→ RECORDS FOR PROCESSING:
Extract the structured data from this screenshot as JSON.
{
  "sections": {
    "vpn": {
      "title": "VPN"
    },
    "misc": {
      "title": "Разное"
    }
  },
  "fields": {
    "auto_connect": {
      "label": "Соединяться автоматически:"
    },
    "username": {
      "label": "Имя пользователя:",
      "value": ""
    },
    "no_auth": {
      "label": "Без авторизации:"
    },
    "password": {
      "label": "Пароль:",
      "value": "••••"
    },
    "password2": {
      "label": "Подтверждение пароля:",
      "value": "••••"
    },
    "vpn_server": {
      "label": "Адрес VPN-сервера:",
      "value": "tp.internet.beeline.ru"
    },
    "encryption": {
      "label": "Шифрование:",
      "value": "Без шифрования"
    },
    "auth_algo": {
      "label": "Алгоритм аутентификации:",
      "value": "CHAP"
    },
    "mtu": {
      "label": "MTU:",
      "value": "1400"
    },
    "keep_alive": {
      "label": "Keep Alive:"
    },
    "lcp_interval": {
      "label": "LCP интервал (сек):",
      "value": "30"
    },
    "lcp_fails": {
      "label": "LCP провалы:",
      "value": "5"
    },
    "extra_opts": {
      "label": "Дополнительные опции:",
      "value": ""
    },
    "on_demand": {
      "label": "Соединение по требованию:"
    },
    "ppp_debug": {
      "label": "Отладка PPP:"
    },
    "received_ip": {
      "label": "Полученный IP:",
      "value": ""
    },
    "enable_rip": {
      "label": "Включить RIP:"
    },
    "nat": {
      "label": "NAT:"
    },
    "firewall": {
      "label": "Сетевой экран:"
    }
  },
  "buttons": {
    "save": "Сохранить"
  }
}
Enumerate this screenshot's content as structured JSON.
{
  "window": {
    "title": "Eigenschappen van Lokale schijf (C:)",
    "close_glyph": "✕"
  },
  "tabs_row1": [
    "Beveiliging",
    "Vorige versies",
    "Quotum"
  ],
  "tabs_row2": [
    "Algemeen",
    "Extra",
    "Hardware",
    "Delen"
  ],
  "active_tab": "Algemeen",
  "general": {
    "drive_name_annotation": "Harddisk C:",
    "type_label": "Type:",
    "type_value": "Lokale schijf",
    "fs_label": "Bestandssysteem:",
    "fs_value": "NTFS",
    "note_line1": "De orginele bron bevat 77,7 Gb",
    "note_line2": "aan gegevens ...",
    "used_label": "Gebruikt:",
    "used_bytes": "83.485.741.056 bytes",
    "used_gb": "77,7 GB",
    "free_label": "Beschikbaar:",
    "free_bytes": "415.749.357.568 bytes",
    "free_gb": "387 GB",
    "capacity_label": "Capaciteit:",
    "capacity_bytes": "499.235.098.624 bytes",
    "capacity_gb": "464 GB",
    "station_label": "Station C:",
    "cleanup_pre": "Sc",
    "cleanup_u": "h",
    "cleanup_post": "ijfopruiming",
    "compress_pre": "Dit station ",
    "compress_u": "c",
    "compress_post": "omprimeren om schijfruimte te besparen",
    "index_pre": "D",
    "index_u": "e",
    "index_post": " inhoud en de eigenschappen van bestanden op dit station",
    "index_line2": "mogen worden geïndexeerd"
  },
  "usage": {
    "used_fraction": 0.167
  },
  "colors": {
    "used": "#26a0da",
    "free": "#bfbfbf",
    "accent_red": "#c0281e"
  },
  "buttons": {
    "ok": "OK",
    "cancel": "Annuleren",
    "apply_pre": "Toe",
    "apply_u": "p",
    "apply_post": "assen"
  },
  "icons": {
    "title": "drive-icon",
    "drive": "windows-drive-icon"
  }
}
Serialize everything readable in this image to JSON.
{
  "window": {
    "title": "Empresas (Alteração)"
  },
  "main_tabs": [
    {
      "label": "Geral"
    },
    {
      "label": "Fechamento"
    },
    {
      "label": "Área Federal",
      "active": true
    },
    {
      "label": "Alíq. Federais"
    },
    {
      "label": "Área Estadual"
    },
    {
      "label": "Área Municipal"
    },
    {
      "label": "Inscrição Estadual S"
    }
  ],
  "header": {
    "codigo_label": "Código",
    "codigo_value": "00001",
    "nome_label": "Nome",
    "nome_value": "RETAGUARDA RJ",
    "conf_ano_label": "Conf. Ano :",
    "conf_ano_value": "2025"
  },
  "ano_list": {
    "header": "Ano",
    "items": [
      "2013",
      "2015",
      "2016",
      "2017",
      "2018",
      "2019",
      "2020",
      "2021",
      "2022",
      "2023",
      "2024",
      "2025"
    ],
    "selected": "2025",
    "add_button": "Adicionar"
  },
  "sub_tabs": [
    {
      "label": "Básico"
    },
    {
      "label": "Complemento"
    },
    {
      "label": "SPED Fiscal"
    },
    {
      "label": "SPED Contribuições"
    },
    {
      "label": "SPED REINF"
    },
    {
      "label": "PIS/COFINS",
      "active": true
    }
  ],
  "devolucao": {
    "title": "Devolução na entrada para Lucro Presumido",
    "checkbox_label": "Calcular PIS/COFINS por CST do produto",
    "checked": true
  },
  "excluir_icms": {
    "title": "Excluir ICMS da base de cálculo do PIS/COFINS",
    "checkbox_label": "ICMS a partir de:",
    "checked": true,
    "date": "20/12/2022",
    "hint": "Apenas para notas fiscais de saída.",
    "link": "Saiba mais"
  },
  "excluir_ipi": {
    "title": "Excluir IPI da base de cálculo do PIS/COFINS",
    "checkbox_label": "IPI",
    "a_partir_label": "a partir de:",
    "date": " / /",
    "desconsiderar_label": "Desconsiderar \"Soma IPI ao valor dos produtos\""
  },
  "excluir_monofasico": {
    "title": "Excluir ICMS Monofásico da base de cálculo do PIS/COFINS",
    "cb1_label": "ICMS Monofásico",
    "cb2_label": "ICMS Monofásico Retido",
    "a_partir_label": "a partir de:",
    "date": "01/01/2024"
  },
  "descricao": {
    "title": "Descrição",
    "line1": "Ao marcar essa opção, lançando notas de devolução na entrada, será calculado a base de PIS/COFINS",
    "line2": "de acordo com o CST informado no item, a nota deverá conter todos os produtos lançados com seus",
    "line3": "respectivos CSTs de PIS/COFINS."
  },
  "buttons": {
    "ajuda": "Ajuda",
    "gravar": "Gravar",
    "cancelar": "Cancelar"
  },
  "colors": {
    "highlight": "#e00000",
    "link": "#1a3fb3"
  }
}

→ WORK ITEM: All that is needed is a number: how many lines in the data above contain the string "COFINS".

→ REPLY TO THE EXERCISE: 7